## WHAT TO DO
Send back all the data below, exactly as given.

## DATA TO EXAMINE

######

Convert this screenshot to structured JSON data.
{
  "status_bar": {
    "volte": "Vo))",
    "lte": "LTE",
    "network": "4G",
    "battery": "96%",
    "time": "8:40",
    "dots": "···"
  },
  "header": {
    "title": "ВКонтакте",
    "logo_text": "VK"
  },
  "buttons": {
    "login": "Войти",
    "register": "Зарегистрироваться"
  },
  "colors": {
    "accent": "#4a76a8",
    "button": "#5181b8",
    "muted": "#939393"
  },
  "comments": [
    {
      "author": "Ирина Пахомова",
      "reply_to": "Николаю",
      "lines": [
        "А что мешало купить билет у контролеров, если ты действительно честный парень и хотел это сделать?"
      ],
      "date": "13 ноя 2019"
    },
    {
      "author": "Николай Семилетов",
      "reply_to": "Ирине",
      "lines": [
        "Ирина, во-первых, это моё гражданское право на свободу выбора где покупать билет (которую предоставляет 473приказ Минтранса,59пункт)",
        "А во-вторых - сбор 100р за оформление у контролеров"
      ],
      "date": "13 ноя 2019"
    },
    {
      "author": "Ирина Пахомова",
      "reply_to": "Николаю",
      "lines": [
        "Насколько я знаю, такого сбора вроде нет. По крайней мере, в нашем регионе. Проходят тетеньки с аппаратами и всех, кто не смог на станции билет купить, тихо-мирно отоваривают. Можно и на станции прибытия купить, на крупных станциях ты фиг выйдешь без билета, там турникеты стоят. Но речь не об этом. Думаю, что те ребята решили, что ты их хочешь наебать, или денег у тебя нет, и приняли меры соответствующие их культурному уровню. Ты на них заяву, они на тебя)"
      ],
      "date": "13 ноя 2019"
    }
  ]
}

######

## ANSWER BELOW
Convert this screenshot to structured JSON data.
{
  "status_bar": {
    "volte": "Vo))",
    "lte": "LTE",
    "network": "4G",
    "battery": "96%",
    "time": "8:40",
    "dots": "···"
  },
  "header": {
    "title": "ВКонтакте",
    "logo_text": "VK"
  },
  "buttons": {
    "login": "Войти",
    "register": "Зарегистрироваться"
  },
  "colors": {
    "accent": "#4a76a8",
    "button": "#5181b8",
    "muted": "#939393"
  },
  "comments": [
    {
      "author": "Ирина Пахомова",
      "reply_to": "Николаю",
      "lines": [
        "А что мешало купить билет у контролеров, если ты действительно честный парень и хотел это сделать?"
      ],
      "date": "13 ноя 2019"
    },
    {
      "author": "Николай Семилетов",
      "reply_to": "Ирине",
      "lines": [
        "Ирина, во-первых, это моё гражданское право на свободу выбора где покупать билет (которую предоставляет 473приказ Минтранса,59пункт)",
        "А во-вторых - сбор 100р за оформление у контролеров"
      ],
      "date": "13 ноя 2019"
    },
    {
      "author": "Ирина Пахомова",
      "reply_to": "Николаю",
      "lines": [
        "Насколько я знаю, такого сбора вроде нет. По крайней мере, в нашем регионе. Проходят тетеньки с аппаратами и всех, кто не смог на станции билет купить, тихо-мирно отоваривают. Можно и на станции прибытия купить, на крупных станциях ты фиг выйдешь без билета, там турникеты стоят. Но речь не об этом. Думаю, что те ребята решили, что ты их хочешь наебать, или денег у тебя нет, и приняли меры соответствующие их культурному уровню. Ты на них заяву, они на тебя)"
      ],
      "date": "13 ноя 2019"
    }
  ]
}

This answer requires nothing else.